[THE PROBLEM]
Find the number of lines containing the string "icon" in the data. Answer with the number by itself.

(Items from an interface collection)
══════════

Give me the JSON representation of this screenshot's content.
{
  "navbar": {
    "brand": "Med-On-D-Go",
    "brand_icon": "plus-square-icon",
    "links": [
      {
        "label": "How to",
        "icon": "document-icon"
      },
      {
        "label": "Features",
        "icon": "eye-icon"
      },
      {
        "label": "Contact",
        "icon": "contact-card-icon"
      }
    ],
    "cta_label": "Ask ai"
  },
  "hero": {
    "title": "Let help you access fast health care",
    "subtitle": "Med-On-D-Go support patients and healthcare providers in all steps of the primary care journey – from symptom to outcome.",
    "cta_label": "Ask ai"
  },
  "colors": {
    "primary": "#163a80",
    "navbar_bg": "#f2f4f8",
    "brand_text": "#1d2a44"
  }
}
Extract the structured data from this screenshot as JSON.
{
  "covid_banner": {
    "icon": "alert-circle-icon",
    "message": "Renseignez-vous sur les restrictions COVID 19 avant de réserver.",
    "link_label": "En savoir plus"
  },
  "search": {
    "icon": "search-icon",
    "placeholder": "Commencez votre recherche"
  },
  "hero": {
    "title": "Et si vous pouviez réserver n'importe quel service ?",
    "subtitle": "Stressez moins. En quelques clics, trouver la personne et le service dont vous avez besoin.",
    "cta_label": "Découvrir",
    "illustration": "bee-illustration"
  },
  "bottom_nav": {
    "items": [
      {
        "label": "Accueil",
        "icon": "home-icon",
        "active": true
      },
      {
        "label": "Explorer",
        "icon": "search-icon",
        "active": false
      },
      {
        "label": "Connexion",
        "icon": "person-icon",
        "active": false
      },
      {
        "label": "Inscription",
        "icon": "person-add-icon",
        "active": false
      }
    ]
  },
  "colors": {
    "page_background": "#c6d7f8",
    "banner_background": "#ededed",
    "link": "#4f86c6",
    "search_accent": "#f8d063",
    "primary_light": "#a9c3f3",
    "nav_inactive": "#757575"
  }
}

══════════

[FINAL ANSWER]
10